High School Journalists Find No Regulation of Sugar in School Breakfast

Jan 2, 2019

**This story is part of a youth reporting project between the Fayette Institute of Technology and West Virginia Public Broadcasting. It was written by high school seniors Katie Cameron and Tabitha Gill with support from health reporter Kara Lofton.**

 

A lot of research says  sugar is bad for us, but federal nutritional standards for school meals don’t regulate sugar consumption. And this means some elementary school students in West Virginia are eating a lot of it -- especially for breakfast.

 

 


Katie Johnson, a health educator for several Fayette County schools, said one of her goals is to have quality protein at every breakfast because it slows down how quickly the body absorbs sugar.

“My long-term goal in the elementary schools is to have all fresh food.  Either made-from-scratch or fresh fruits and vegetables, and maybe eggs and sausage,” she said.

 

Part of the problem is that some schools in Fayette County share kitchens, which means they don’t always have hot meals for breakfast. And the pre-prepared foods considered a “protein” in school breakfasts, such as yogurt, can  have a lot of sugar in them.

 

For instance, Trix yogurt, one of the breakfast items served, has 14 grams of sugar per serving -- or about half of the daily amount of sugar the American Heart Association recommends for kids under the age of 18.

 

“The elementary kids at one of the schools I’m at are getting about 52 grams of sugar a day, and that’s about three days a week,” said Johnson.

 

Two days a week, she said, kids can get a hot meal that’s cooked at a school with a kitchen and then taken to Valley Elementary.

 

Eating breakfast in the morning has a positive impact on children's behavior and academic performance, according to a 2013 article published in The Frontiers of Human Neuroscience. But we also know that eating lots of added sugar leads to tooth decay and is related to developing diabetes, obesity and high blood pressure later in life.

 

Yet federal regulations for school breakfast don’t mention sugar.

 

Kristy Blower is the State Coordinator of the West Virginia Office of Child Nutrition. She said that federal regulations require that all state schools offer a breakfast with at least one grain, a fruit or vegetable, and 1 percent milk or fat-free milk.

 

All Fayette County schools comply with those regulations and serve the lowest amount of sugar recommended, said Joseph Dooley, the Fayette County schools nutrition director.
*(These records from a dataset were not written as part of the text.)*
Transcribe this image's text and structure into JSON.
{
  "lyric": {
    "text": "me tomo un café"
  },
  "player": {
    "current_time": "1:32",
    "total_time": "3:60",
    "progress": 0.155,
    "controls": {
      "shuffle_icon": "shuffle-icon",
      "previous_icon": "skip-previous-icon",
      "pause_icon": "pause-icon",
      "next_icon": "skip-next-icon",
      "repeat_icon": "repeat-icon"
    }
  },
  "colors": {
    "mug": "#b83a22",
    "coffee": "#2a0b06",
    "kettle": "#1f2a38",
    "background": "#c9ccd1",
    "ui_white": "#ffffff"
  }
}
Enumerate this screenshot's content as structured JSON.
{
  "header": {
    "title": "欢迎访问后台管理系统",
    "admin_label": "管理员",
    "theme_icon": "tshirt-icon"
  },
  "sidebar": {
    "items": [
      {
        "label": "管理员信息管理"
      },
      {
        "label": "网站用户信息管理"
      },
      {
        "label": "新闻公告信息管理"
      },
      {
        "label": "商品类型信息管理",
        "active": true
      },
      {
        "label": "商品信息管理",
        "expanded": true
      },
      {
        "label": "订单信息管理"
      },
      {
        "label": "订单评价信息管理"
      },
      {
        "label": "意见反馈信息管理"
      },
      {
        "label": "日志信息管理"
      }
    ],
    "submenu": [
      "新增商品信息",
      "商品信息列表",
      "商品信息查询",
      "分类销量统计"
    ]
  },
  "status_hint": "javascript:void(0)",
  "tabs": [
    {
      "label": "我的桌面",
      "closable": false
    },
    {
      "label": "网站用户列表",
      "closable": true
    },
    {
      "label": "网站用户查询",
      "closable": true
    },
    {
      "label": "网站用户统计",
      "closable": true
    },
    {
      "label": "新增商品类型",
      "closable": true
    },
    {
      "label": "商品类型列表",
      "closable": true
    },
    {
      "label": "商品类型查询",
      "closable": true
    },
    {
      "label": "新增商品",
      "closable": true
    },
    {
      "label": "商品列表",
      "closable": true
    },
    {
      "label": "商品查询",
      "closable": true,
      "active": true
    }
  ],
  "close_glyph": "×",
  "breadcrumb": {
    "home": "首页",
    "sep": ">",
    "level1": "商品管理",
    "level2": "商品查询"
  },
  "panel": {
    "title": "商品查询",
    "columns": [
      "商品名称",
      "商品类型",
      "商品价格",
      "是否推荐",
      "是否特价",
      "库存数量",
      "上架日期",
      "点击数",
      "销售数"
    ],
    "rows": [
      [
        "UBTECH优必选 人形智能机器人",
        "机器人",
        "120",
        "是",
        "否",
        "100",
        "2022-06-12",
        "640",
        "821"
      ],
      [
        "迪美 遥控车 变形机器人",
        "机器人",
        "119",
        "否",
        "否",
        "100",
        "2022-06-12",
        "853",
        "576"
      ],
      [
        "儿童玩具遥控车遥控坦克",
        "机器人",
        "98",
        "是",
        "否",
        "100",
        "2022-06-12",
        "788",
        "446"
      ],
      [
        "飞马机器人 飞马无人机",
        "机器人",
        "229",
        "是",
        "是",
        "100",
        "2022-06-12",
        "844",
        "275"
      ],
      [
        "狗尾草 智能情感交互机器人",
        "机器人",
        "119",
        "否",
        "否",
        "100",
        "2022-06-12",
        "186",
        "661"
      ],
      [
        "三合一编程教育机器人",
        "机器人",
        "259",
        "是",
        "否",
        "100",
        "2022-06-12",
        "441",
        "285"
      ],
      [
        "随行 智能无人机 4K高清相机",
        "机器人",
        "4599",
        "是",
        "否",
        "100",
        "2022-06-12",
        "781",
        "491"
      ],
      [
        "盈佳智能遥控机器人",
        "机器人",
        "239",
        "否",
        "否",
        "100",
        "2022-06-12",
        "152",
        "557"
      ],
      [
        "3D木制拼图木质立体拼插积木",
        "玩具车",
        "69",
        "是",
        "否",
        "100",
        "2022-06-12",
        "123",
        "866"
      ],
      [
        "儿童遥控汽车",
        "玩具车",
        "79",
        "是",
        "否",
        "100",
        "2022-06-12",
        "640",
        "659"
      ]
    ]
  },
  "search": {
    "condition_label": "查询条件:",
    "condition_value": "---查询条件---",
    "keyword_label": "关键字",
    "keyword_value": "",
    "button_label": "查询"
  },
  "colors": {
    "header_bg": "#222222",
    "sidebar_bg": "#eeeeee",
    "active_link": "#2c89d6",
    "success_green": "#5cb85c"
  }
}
But for him, sugar isn’t as serious as fat and sodium.

 

And he bigger issue, he said, is that kids aren’t guaranteed to actually eat the healthier food options they provide.

 

“It may take a little while for that child to acquire that taste and that desire to choose a better item, ” he said.  

 

Valley Elementary School cook, Kelsey Critchley, also had her doubts about if kids would actually eat healthier food.

 

“They won’t even eat the corn we put on their trays,” she said.

 

But some counties like Cabell are moving toward an initiative called “from-scratch cooking.”

 

Cabell County Schools nutrition director Rhonda McCoy said when they first started, kids struggled to accept  the new menus. For her, it was all about consistency.

 

“As we continued to stick to the course of preparing our meals from scratch, students began accepting the food,” she said.

 

Blower said the state is encouraging all schools to make their meals from scratch. The idea is to train cooks from around the state to create healthy meals with recipes that follow USDA standards. McCoy said the initiative has helped make food more nutritious for students in Cabell County.

 

Johnson said she hopes the from-scratch initiative becomes Fayette County’s normal routine as well. But in order for Fayette County to adopt all from scratch cooking, she says the mindset about food needs to change. Starting that change may begin with getting back to basics.

 

“I think one of the best things that we can do is to start gardening at school,” so kids can know where their food comes from, Johnson said. “We have a small garden at school and the kids love to work on it.”

 

And as kids become familiar with where their food comes from, she said she hopes that eating healthy, including eating less sugar throughout the day, will become the new norm.

 

Appalachia Health News is a project of West Virginia Public Broadcasting, with support from the Marshall Health and Charleston Area Medical Center..